Task to carry out:
When you return the data, keep each character exactly as it appears.

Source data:
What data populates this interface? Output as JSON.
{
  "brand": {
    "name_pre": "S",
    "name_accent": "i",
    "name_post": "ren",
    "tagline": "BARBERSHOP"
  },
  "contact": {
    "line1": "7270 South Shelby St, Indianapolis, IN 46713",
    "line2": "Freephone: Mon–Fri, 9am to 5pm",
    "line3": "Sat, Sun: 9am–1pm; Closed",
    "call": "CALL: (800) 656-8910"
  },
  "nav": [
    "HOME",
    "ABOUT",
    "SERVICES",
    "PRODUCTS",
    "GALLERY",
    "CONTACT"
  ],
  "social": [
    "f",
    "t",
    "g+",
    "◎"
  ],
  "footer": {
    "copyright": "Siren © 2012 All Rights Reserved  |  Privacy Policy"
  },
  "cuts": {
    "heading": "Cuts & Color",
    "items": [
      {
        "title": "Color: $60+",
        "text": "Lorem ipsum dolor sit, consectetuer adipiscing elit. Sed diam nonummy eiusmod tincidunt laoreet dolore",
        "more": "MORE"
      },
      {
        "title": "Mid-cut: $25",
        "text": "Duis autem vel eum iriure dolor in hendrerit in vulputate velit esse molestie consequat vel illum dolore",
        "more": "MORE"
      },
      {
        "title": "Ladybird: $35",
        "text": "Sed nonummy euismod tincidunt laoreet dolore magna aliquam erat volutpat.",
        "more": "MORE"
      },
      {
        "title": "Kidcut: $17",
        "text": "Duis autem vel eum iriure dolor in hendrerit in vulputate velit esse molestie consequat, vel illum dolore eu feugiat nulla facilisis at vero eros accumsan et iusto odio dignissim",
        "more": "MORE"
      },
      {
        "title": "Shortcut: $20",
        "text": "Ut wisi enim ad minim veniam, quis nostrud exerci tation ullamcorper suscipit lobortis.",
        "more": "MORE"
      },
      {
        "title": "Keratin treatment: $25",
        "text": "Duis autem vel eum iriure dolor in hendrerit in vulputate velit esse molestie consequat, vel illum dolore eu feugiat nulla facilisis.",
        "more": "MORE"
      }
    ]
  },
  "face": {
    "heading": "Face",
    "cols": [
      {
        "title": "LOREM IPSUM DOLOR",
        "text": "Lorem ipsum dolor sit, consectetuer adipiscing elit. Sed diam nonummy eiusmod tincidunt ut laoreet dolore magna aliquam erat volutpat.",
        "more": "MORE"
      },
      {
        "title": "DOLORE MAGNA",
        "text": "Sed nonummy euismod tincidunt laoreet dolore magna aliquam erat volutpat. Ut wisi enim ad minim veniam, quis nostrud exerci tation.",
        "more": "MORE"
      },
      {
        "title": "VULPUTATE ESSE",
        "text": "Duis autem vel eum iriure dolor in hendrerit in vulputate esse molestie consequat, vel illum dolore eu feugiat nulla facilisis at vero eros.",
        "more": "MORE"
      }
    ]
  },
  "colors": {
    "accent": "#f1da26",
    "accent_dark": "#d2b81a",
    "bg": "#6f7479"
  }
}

Expected output:
What data populates this interface? Output as JSON.
{
  "brand": {
    "name_pre": "S",
    "name_accent": "i",
    "name_post": "ren",
    "tagline": "BARBERSHOP"
  },
  "contact": {
    "line1": "7270 South Shelby St, Indianapolis, IN 46713",
    "line2": "Freephone: Mon–Fri, 9am to 5pm",
    "line3": "Sat, Sun: 9am–1pm; Closed",
    "call": "CALL: (800) 656-8910"
  },
  "nav": [
    "HOME",
    "ABOUT",
    "SERVICES",
    "PRODUCTS",
    "GALLERY",
    "CONTACT"
  ],
  "social": [
    "f",
    "t",
    "g+",
    "◎"
  ],
  "footer": {
    "copyright": "Siren © 2012 All Rights Reserved  |  Privacy Policy"
  },
  "cuts": {
    "heading": "Cuts & Color",
    "items": [
      {
        "title": "Color: $60+",
        "text": "Lorem ipsum dolor sit, consectetuer adipiscing elit. Sed diam nonummy eiusmod tincidunt laoreet dolore",
        "more": "MORE"
      },
      {
        "title": "Mid-cut: $25",
        "text": "Duis autem vel eum iriure dolor in hendrerit in vulputate velit esse molestie consequat vel illum dolore",
        "more": "MORE"
      },
      {
        "title": "Ladybird: $35",
        "text": "Sed nonummy euismod tincidunt laoreet dolore magna aliquam erat volutpat.",
        "more": "MORE"
      },
      {
        "title": "Kidcut: $17",
        "text": "Duis autem vel eum iriure dolor in hendrerit in vulputate velit esse molestie consequat, vel illum dolore eu feugiat nulla facilisis at vero eros accumsan et iusto odio dignissim",
        "more": "MORE"
      },
      {
        "title": "Shortcut: $20",
        "text": "Ut wisi enim ad minim veniam, quis nostrud exerci tation ullamcorper suscipit lobortis.",
        "more": "MORE"
      },
      {
        "title": "Keratin treatment: $25",
        "text": "Duis autem vel eum iriure dolor in hendrerit in vulputate velit esse molestie consequat, vel illum dolore eu feugiat nulla facilisis.",
        "more": "MORE"
      }
    ]
  },
  "face": {
    "heading": "Face",
    "cols": [
      {
        "title": "LOREM IPSUM DOLOR",
        "text": "Lorem ipsum dolor sit, consectetuer adipiscing elit. Sed diam nonummy eiusmod tincidunt ut laoreet dolore magna aliquam erat volutpat.",
        "more": "MORE"
      },
      {
        "title": "DOLORE MAGNA",
        "text": "Sed nonummy euismod tincidunt laoreet dolore magna aliquam erat volutpat. Ut wisi enim ad minim veniam, quis nostrud exerci tation.",
        "more": "MORE"
      },
      {
        "title": "VULPUTATE ESSE",
        "text": "Duis autem vel eum iriure dolor in hendrerit in vulputate esse molestie consequat, vel illum dolore eu feugiat nulla facilisis at vero eros.",
        "more": "MORE"
      }
    ]
  },
  "colors": {
    "accent": "#f1da26",
    "accent_dark": "#d2b81a",
    "bg": "#6f7479"
  }
}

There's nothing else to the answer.